In your output, repeat each entry exactly and include no pictures.
——————
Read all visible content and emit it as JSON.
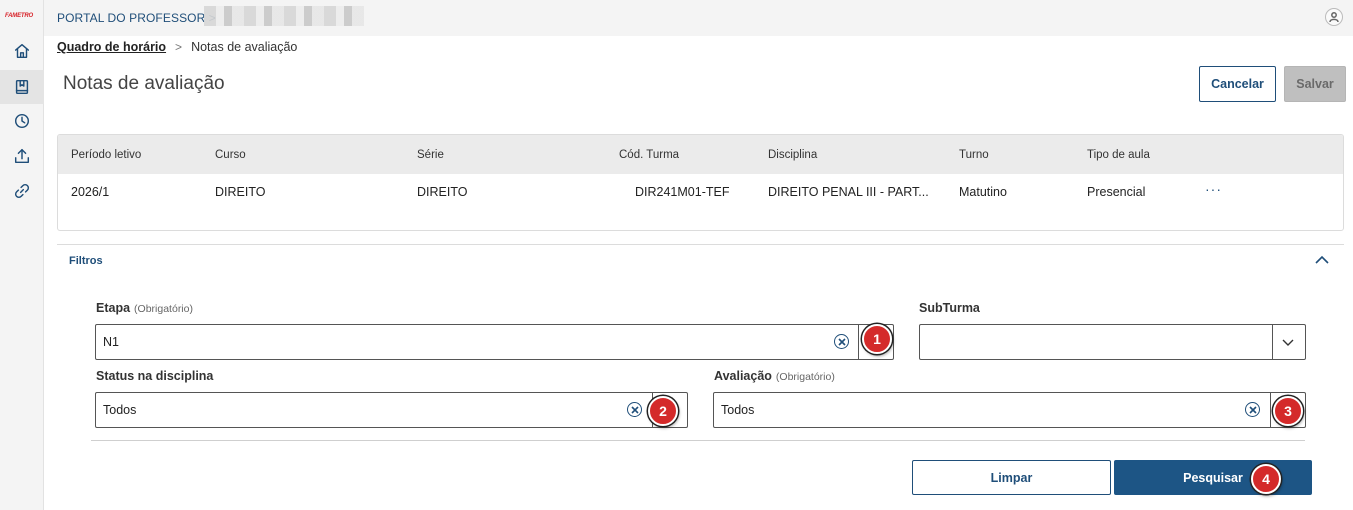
{
  "app": {
    "logo_text": "FAMETRO",
    "portal_title": "PORTAL DO PROFESSOR >"
  },
  "breadcrumb": {
    "link": "Quadro de horário",
    "separator": ">",
    "current": "Notas de avaliação"
  },
  "page": {
    "title": "Notas de avaliação",
    "cancel_label": "Cancelar",
    "save_label": "Salvar"
  },
  "info_table": {
    "headers": [
      "Período letivo",
      "Curso",
      "Série",
      "Cód. Turma",
      "Disciplina",
      "Turno",
      "Tipo de aula"
    ],
    "row": [
      "2026/1",
      "DIREITO",
      "DIREITO",
      "DIR241M01-TEF",
      "DIREITO PENAL III - PART...",
      "Matutino",
      "Presencial"
    ],
    "more_label": "···"
  },
  "filters": {
    "title": "Filtros",
    "etapa": {
      "label": "Etapa",
      "required": "(Obrigatório)",
      "value": "N1"
    },
    "subturma": {
      "label": "SubTurma",
      "value": ""
    },
    "status": {
      "label": "Status na disciplina",
      "value": "Todos"
    },
    "avaliacao": {
      "label": "Avaliação",
      "required": "(Obrigatório)",
      "value": "Todos"
    },
    "clear_label": "Limpar",
    "search_label": "Pesquisar"
  },
  "annotations": [
    "1",
    "2",
    "3",
    "4"
  ],
  "colors": {
    "primary": "#1d5585",
    "badge": "#d42a2a",
    "logo": "#d8232a"
  }
}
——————
RESPONSE FOR THIS EXERCISE
Read all visible content and emit it as JSON.
{
  "app": {
    "logo_text": "FAMETRO",
    "portal_title": "PORTAL DO PROFESSOR >"
  },
  "breadcrumb": {
    "link": "Quadro de horário",
    "separator": ">",
    "current": "Notas de avaliação"
  },
  "page": {
    "title": "Notas de avaliação",
    "cancel_label": "Cancelar",
    "save_label": "Salvar"
  },
  "info_table": {
    "headers": [
      "Período letivo",
      "Curso",
      "Série",
      "Cód. Turma",
      "Disciplina",
      "Turno",
      "Tipo de aula"
    ],
    "row": [
      "2026/1",
      "DIREITO",
      "DIREITO",
      "DIR241M01-TEF",
      "DIREITO PENAL III - PART...",
      "Matutino",
      "Presencial"
    ],
    "more_label": "···"
  },
  "filters": {
    "title": "Filtros",
    "etapa": {
      "label": "Etapa",
      "required": "(Obrigatório)",
      "value": "N1"
    },
    "subturma": {
      "label": "SubTurma",
      "value": ""
    },
    "status": {
      "label": "Status na disciplina",
      "value": "Todos"
    },
    "avaliacao": {
      "label": "Avaliação",
      "required": "(Obrigatório)",
      "value": "Todos"
    },
    "clear_label": "Limpar",
    "search_label": "Pesquisar"
  },
  "annotations": [
    "1",
    "2",
    "3",
    "4"
  ],
  "colors": {
    "primary": "#1d5585",
    "badge": "#d42a2a",
    "logo": "#d8232a"
  }
}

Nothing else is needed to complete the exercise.